Now, uploading a blank e-book onto Amazon may be a literary travesty, or alternatively if one goes by Twitter, a "masterstroke", but the author did not stop there. While the book was free for kindle unlimited users, it was otherwise priced at a modest sum of Rs 56 and was written pseudonymously by 'Berozgar Bhakt'. The reading age is given as "baby to 18".
"Nation wants to know what Modi ji did to increase employment opportunities for India! How a great leader helped a struggling nation to emerge glorious in the war against COVID-19 and walk down the path of prosperity. This book has all the things Indian Prime Minister Modi did to increase employment among the Indian citizens," reads the book description.
As per the archived version available on the Wayback Machine website, the book has a 4.8 rating out of 5 stars from 149 global ratings. While it remains unclear whether the book was taken down by Amazon or delete by the publisher, both the author's profile and the book purchase page have now been removed.
For those living under a rock, the number is a nod to the many allusions to the Prime Minister's 56-inch chest that have been made over the last decade or so. While Modi stated in 2014 that it took a 56-inch-chest to "turn UP into Gujarat", more recent iterations include Home Minister Amit Shah and countless Opposition leaders and critics. And while the book does not confirm it one way or another, the allusion to '420 secrets' is also making many on Twitter cackle in delight for its links to marijuana consumption.

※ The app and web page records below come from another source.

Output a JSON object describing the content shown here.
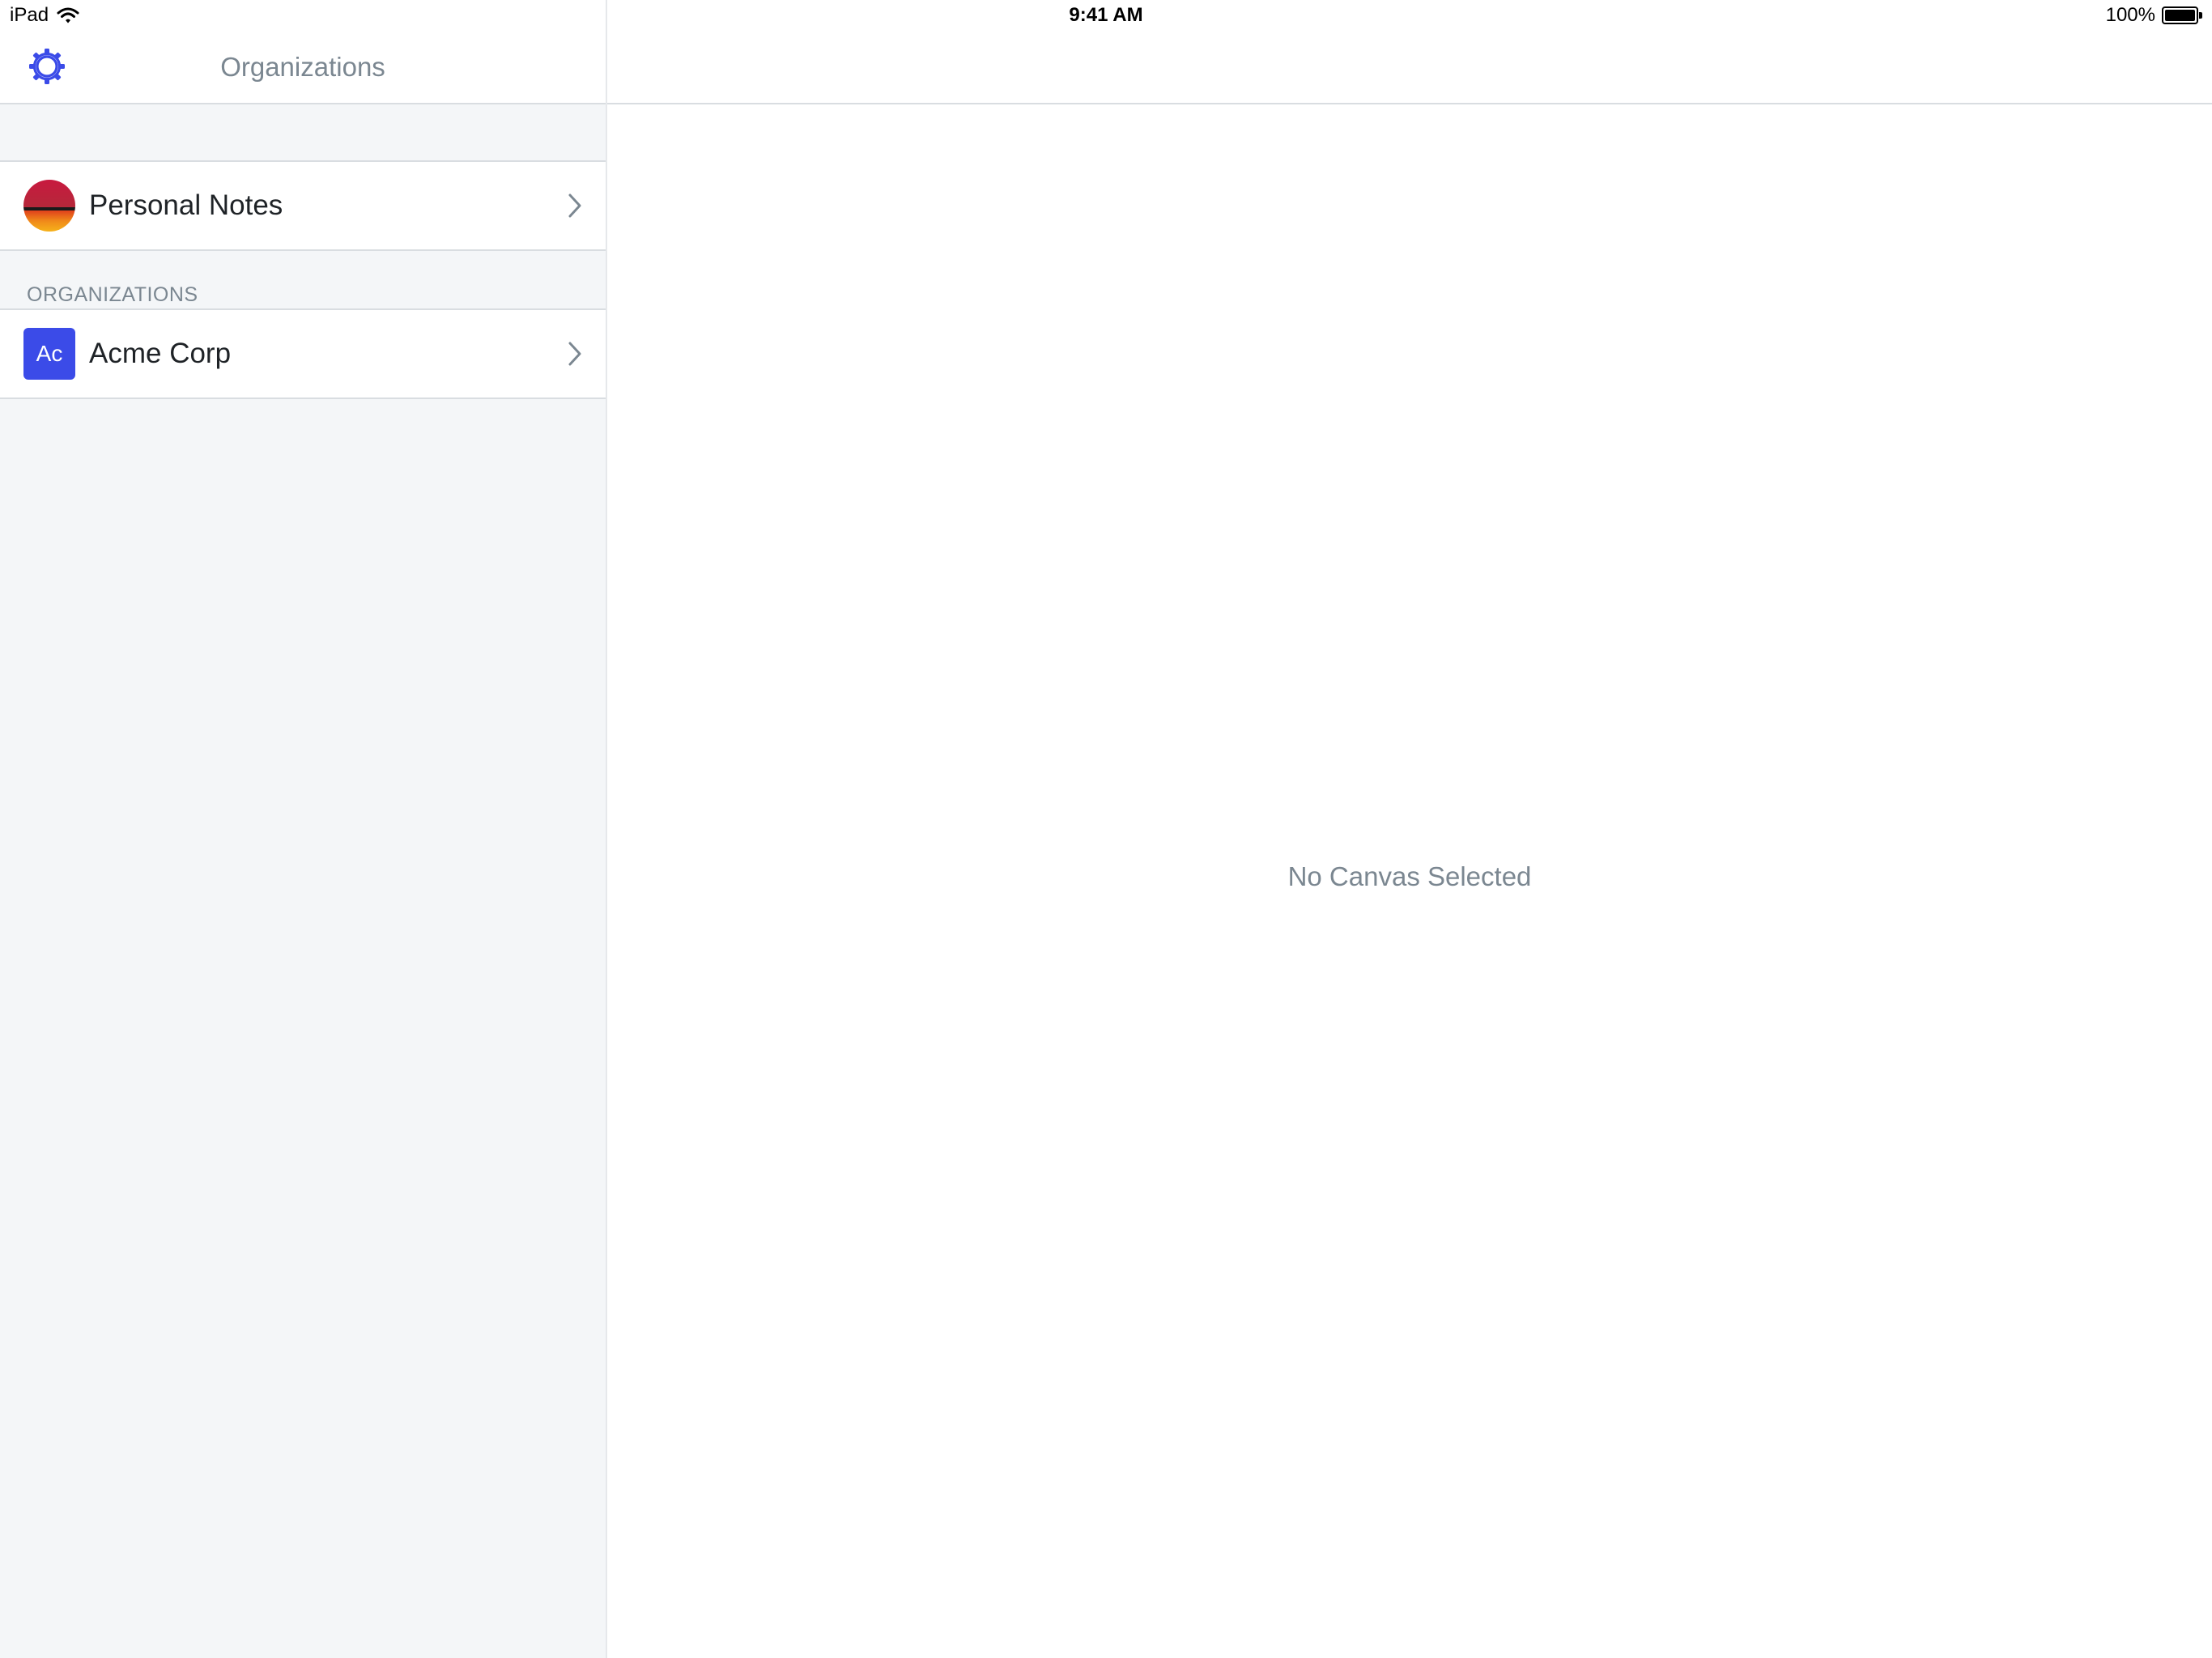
{
  "status_bar": {
    "device": "iPad",
    "time": "9:41 AM",
    "battery": "100%",
    "battery_level": 1.0
  },
  "sidebar": {
    "title": "Organizations",
    "settings_icon": "gear-icon",
    "personal": {
      "label": "Personal Notes",
      "avatar": "sunset-avatar"
    },
    "section_header": "ORGANIZATIONS",
    "organizations": [
      {
        "label": "Acme Corp",
        "initials": "Ac",
        "color": "#3b4be8"
      }
    ]
  },
  "detail": {
    "empty_message": "No Canvas Selected"
  },
  "colors": {
    "accent": "#3b4be8",
    "secondary_text": "#7b8791",
    "primary_text": "#1f2327",
    "sidebar_bg": "#f4f6f8",
    "separator": "#d9dde1"
  }
}
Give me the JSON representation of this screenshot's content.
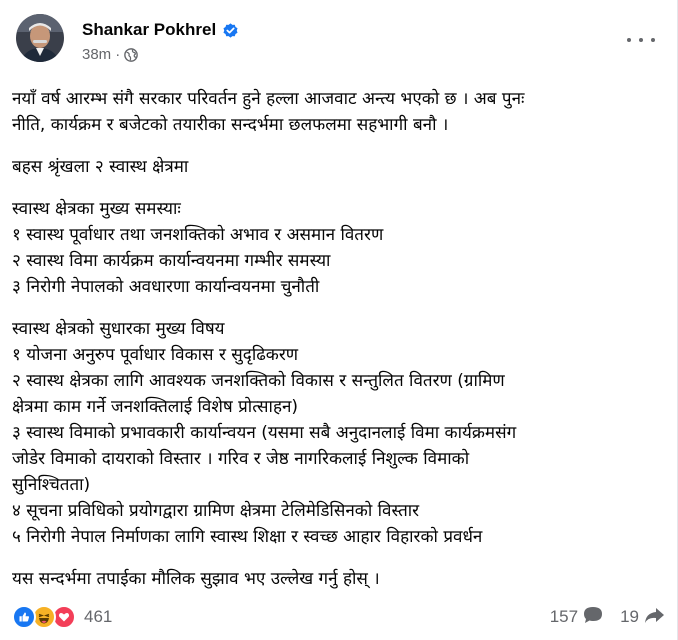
{
  "author": {
    "name": "Shankar Pokhrel",
    "timestamp": "38m",
    "separator": "·"
  },
  "icons": {
    "avatar": "avatar",
    "verified": "verified-badge-icon",
    "audience": "globe-icon",
    "more": "more-options-icon",
    "like": "like-reaction-icon",
    "haha": "haha-reaction-icon",
    "love": "love-reaction-icon",
    "comment": "comment-icon",
    "share": "share-icon"
  },
  "colors": {
    "verified": "#1877f2",
    "like": "#1877f2",
    "haha": "#f7b125",
    "love": "#f33e58",
    "secondary_text": "#65676b"
  },
  "post": {
    "p1": [
      "नयाँ वर्ष आरम्भ संगै सरकार परिवर्तन हुने हल्ला आजवाट अन्त्य भएको छ । अब पुनः",
      "नीति, कार्यक्रम र बजेटको तयारीका सन्दर्भमा छलफलमा सहभागी बनौ ।"
    ],
    "p2": [
      "बहस श्रृंखला २ स्वास्थ क्षेत्रमा"
    ],
    "p3": [
      "स्वास्थ क्षेत्रका मुख्य समस्याः",
      "१ स्वास्थ पूर्वाधार तथा जनशक्तिको अभाव र असमान वितरण",
      "२ स्वास्थ विमा कार्यक्रम कार्यान्वयनमा गम्भीर समस्या",
      "३ निरोगी नेपालको अवधारणा कार्यान्वयनमा चुनौती"
    ],
    "p4": [
      "स्वास्थ क्षेत्रको सुधारका मुख्य विषय",
      "१ योजना अनुरुप पूर्वाधार विकास र सुदृढिकरण",
      "२ स्वास्थ क्षेत्रका लागि आवश्यक जनशक्तिको विकास र सन्तुलित वितरण (ग्रामिण",
      "क्षेत्रमा काम गर्ने जनशक्तिलाई विशेष प्रोत्साहन)",
      "३ स्वास्थ विमाको प्रभावकारी कार्यान्वयन (यसमा सबै अनुदानलाई विमा कार्यक्रमसंग",
      "जोडेर विमाको दायराको विस्तार । गरिव र जेष्ठ नागरिकलाई निशुल्क विमाको",
      "सुनिश्चितता)",
      "४ सूचना प्रविधिको प्रयोगद्वारा ग्रामिण क्षेत्रमा टेलिमेडिसिनको विस्तार",
      "५ निरोगी नेपाल निर्माणका लागि स्वास्थ शिक्षा र स्वच्छ आहार विहारको प्रवर्धन"
    ],
    "p5": [
      "यस सन्दर्भमा तपाईका मौलिक सुझाव भए उल्लेख गर्नु होस् ।"
    ]
  },
  "stats": {
    "reactions": "461",
    "comments": "157",
    "shares": "19"
  }
}
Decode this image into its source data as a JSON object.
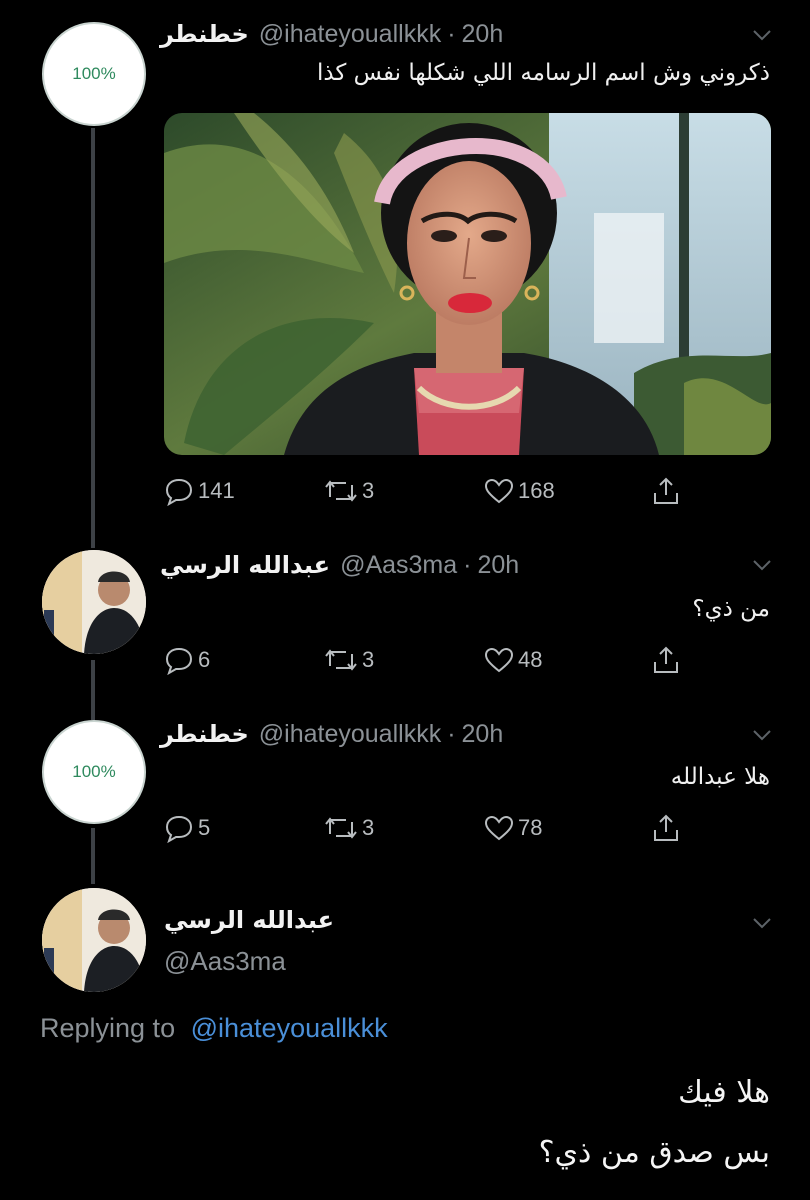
{
  "thread": [
    {
      "avatar_badge": "100%",
      "name": "خطنطر",
      "handle": "@ihateyouallkkk",
      "separator": "·",
      "time": "20h",
      "text": "ذكروني وش اسم الرسامه اللي شكلها نفس كذا",
      "replies": "141",
      "retweets": "3",
      "likes": "168"
    },
    {
      "name": "عبدالله الرسي",
      "handle": "@Aas3ma",
      "separator": "·",
      "time": "20h",
      "text": "من ذي؟",
      "replies": "6",
      "retweets": "3",
      "likes": "48"
    },
    {
      "avatar_badge": "100%",
      "name": "خطنطر",
      "handle": "@ihateyouallkkk",
      "separator": "·",
      "time": "20h",
      "text": "هلا عبدالله",
      "replies": "5",
      "retweets": "3",
      "likes": "78"
    }
  ],
  "focused": {
    "name": "عبدالله الرسي",
    "handle": "@Aas3ma",
    "replying_prefix": "Replying to",
    "replying_handle": "@ihateyouallkkk",
    "line1": "هلا فيك",
    "line2": "بس صدق من ذي؟"
  },
  "colors": {
    "background": "#000000",
    "link": "#4a8fd8",
    "muted": "#8b9196"
  }
}
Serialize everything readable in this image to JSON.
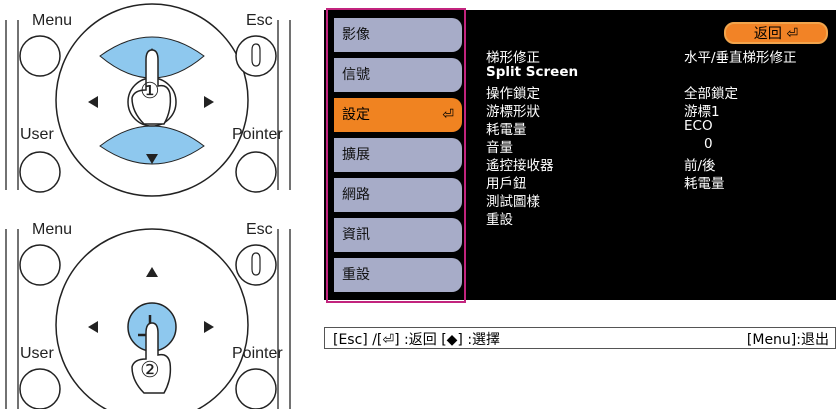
{
  "remote_top": {
    "menu_label": "Menu",
    "esc_label": "Esc",
    "user_label": "User",
    "pointer_label": "Pointer",
    "step_number": "①"
  },
  "remote_bottom": {
    "menu_label": "Menu",
    "esc_label": "Esc",
    "user_label": "User",
    "pointer_label": "Pointer",
    "step_number": "②"
  },
  "osd": {
    "sidebar": [
      {
        "label": "影像"
      },
      {
        "label": "信號"
      },
      {
        "label": "設定",
        "active": true
      },
      {
        "label": "擴展"
      },
      {
        "label": "網路"
      },
      {
        "label": "資訊"
      },
      {
        "label": "重設"
      }
    ],
    "back_button": "返回",
    "settings": [
      {
        "label": "梯形修正",
        "value": "水平/垂直梯形修正"
      },
      {
        "label": "Split Screen",
        "value": ""
      },
      {
        "label": "操作鎖定",
        "value": "全部鎖定"
      },
      {
        "label": "游標形狀",
        "value": "游標1"
      },
      {
        "label": "耗電量",
        "value": "ECO"
      },
      {
        "label": "音量",
        "value": "0"
      },
      {
        "label": "遙控接收器",
        "value": "前/後"
      },
      {
        "label": "用戶鈕",
        "value": "耗電量"
      },
      {
        "label": "測試圖樣",
        "value": ""
      },
      {
        "label": "重設",
        "value": ""
      }
    ]
  },
  "footer": {
    "left": "[Esc] /[⏎] :返回 [◆] :選擇",
    "right": "[Menu]:退出"
  },
  "colors": {
    "sidebar_item": "#a7acc8",
    "active_item": "#f08321",
    "osd_background": "#000000",
    "highlight_border": "#c2247e",
    "dpad_highlight": "#8ec8ee"
  }
}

Needless to say, the situation has evoked a mixed bag of feelings online, with critics gleefully pouncing on the topic even as others heap criticism on all who favour it. Somewhat problematically, the book (although this might be a generous description considering its blank pages) remains uploaded on Smashwords.